On an even more fundamental level, the persistence of identity over time could only be philosophically problematic if one assumes that time is independent of existence, figuring either that there is no integral relationship between the two, or that existence is somehow dependent on time and not the other way around. Such an assumption may very well be what drives the view that action can have no identity. Thinkers throughout history have fallen into the trap that identity must be completely static, unchanging, immutable, and thus causality can have no relationship with identity. I suspect that Bahnsen, given his statement above, fell for this as well. The thinking apparently goes as follows: If A is A, as the law of identity affirms, then how can A change? How can causality be linked to identity? Many thinkers great and small have stumbled over this purportedly paradoxical quandary. But again, notice that the problem here takes the form of a series of questions. There’s no argument anywhere in sight.
Such quandaries arise from faulty philosophical assumptions. The conclusion that causality cannot be linked to identity arises from the assumption that action as such has no identity. But we distinguish between various types of actions all the time (we have a grammatical part of speech for this, called verbs), which would not be possible if action has no identity. There are clearly differences between swimming and dancing, writing and sleeping, analyzing and jogging, etc. If a man is standing in line at a bank waiting for his turn at the teller’s window, we would not say he’s running a marathon or demolishing a skyscraper. He may be involved in those activities elsewhere, but these are not the activities he’s performing at the moment. How would we be able to distinguish between these different actions if action as such has no identity? The answer is that action does in fact have identity, which means that the assumption that causality can have no relationship with identity is wrong, that the assumption that identity is necessarily static is also wrong. (For more on this, see my entry Does Objectivism Deny the Reality of Change?)

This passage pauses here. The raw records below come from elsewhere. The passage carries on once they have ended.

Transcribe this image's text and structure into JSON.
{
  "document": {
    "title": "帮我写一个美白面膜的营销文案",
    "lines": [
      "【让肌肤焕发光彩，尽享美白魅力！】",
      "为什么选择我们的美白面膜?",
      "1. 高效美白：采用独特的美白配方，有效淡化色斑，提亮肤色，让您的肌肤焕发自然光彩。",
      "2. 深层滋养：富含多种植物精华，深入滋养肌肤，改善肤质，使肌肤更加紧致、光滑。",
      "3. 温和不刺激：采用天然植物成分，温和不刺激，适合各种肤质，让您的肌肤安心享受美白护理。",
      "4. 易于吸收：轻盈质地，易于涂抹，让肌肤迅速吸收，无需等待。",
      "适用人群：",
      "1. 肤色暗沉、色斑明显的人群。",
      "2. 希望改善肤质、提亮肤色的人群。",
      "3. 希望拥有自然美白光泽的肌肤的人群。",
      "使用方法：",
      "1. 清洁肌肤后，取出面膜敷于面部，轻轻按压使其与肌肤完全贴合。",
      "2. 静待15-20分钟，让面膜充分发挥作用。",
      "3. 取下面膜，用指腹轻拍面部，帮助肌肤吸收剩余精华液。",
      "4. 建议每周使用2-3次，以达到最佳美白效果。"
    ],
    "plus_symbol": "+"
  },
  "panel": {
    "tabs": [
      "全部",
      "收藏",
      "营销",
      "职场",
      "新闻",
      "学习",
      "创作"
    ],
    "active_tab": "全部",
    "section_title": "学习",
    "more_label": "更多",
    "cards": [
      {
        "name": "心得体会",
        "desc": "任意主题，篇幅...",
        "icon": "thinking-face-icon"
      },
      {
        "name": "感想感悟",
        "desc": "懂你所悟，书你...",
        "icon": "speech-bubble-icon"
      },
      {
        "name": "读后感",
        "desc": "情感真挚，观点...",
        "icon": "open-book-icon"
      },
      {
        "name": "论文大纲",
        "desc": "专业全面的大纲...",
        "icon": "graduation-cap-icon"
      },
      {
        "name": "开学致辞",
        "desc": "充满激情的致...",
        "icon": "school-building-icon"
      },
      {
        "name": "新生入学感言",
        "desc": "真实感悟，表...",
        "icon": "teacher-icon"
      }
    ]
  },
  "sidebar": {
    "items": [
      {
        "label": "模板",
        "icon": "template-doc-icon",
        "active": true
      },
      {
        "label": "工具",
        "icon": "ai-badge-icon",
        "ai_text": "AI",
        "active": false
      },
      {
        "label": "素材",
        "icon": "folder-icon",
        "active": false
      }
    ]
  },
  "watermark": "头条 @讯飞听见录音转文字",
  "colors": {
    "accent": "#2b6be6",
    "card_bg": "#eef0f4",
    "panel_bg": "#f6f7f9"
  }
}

Similarly, the former assumption that time and existence are independent of each other is also wrong. Time is essentially the measurement of motion, and motion is a type of action. Thus time is metaphysically dependent on action. But action is not a standalone phenomenon. Action is something which entities perform. Thus action as such is metaphysically dependent on the entities which perform actions. And of course, those entities must exist in order to perform any actions at all. So existence is a precondition of time, not the other way around. Thus Objectivism is entirely right to begin with the explicit recognition of the irreducible fact that existence exists.
Sometimes thinkers find it necessary to invent problems that aren’t real problems. That may be a consequence of seeking to protect a confessional investment which would otherwise be threatened by acknowledgement of fundamental facts. Since (a) Anderson’s “problem of personal identity over time” is really just a question rather than an argument, (b) he nowhere indicates where the answer to this question can be found in the Christian bible, (c) the problem, if it’s a real problem, would be a problem for everyone regardless of what they believe, and (d) rational answers are available to such questions thanks to Objectivism, I suspect such motivations may be in play here.